Chapter published in:Speaking of Colors and Odors
Edited by Martina Plümacher and Peter Holz
[Converging Evidence in Language and Communication Research 8] 2007
► pp. 19–34
2. Color smell, and language: The semiotic nature of perception and language
The historical roots of the propositional versus the imagistic view on meaning in perception and language can be found in Aristotle’s Categories and in the medieval and Renaissance models for mnemonic networks of sign systems (Lullus, Bruno). The architecture of sensibility and meaning has been sketched in Condillac’sTraité des sensations (1754) and it demonstrates a fundamental conflict between sensation on one side and communication/ language on the other.
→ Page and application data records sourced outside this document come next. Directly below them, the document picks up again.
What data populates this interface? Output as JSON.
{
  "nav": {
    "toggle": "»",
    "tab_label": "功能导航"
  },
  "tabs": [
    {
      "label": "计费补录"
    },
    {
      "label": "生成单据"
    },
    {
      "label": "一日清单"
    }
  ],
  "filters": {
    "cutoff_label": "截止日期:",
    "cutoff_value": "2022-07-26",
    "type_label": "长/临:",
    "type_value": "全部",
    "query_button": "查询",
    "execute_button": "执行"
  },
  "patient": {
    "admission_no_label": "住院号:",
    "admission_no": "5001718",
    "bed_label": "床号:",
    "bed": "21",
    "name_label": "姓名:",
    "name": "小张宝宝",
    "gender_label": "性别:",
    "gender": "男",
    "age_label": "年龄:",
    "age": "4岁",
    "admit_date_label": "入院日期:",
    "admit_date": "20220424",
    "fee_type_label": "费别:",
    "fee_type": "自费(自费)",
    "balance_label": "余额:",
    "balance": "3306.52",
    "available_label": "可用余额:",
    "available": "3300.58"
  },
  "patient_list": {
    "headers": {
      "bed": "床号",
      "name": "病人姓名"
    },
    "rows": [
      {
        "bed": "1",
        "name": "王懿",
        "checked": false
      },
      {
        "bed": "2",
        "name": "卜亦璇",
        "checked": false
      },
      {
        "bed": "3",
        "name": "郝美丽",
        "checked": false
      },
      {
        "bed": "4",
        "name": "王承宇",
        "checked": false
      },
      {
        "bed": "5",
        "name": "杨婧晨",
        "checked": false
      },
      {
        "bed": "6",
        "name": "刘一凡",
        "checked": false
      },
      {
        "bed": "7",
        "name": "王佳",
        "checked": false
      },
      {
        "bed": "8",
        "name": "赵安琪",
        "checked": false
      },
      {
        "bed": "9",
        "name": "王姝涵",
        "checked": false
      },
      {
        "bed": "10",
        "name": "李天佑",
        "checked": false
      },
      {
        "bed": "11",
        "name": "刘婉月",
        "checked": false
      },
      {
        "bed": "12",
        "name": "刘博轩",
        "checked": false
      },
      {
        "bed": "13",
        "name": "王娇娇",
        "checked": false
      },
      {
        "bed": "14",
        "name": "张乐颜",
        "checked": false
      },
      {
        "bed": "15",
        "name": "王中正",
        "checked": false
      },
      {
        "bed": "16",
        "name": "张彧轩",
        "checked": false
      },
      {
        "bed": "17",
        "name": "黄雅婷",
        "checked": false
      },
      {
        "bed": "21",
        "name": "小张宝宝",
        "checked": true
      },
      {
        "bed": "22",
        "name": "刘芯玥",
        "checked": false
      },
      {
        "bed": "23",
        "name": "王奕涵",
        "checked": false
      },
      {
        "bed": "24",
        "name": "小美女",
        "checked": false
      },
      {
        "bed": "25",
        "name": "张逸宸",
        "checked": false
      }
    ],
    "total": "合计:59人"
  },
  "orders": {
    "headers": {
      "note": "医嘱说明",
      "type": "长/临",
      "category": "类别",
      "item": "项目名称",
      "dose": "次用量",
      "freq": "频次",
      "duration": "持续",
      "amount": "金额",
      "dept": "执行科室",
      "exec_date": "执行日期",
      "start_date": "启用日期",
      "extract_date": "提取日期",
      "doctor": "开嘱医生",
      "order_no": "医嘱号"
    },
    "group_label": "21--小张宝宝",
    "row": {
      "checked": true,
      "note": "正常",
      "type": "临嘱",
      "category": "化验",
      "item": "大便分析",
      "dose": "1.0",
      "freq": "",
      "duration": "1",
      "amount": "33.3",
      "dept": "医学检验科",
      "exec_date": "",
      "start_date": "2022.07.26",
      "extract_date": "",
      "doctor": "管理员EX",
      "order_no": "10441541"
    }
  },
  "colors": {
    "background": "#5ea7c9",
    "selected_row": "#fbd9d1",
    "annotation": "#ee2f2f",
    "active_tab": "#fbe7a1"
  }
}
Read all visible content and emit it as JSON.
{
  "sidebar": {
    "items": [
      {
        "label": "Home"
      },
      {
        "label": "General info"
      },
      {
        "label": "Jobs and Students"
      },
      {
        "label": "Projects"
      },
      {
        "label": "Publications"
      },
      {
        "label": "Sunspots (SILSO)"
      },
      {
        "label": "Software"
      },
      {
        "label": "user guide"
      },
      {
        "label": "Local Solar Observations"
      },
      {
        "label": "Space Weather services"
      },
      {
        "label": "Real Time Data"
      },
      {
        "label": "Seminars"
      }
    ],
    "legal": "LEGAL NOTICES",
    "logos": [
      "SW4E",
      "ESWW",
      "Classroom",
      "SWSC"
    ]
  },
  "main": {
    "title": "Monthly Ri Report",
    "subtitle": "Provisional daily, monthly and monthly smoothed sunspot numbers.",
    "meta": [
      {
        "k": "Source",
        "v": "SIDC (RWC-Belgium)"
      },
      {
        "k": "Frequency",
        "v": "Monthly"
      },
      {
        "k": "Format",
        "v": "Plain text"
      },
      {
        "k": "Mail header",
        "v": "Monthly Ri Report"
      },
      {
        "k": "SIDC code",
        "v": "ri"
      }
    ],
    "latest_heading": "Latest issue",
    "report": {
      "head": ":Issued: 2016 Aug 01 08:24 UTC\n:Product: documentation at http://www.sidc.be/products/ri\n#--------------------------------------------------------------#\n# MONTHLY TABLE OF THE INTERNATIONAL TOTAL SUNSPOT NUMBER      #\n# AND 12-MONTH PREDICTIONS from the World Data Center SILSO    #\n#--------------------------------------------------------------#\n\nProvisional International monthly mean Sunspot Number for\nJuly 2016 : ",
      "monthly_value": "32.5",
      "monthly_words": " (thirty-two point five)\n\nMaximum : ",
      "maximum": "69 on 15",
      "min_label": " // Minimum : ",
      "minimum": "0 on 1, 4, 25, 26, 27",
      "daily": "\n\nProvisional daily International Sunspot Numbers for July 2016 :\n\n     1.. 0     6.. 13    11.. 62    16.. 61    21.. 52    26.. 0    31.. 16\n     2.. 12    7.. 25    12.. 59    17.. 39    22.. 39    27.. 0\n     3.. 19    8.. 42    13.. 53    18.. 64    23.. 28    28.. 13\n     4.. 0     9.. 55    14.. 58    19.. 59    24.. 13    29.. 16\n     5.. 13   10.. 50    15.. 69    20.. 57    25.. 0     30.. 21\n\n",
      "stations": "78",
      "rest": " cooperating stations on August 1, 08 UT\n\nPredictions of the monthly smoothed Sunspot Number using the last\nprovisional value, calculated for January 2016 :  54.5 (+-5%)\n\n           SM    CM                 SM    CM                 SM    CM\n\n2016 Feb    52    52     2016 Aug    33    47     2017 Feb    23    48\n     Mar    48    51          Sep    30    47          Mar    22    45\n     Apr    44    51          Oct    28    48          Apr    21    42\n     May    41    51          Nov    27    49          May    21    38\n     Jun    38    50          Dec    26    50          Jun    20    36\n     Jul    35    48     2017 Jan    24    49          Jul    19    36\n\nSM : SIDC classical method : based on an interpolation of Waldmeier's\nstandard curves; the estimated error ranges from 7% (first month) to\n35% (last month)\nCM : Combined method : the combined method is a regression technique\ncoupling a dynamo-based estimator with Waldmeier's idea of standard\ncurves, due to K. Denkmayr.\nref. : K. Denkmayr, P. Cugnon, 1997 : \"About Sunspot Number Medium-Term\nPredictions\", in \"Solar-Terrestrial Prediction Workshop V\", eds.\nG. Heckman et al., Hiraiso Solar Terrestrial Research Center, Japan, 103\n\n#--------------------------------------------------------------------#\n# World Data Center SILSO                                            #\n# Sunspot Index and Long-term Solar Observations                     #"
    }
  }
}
Their relation has been further specified after Darwin in the context of an evolutionary theory of human cognition and language. In the final section, the contributions of different disciplines (neurophysiology, psychology, ethnology, linguistics, art history) to the question are compared in order to conceive a strategy of synthesis.
Published online: 26 July 2007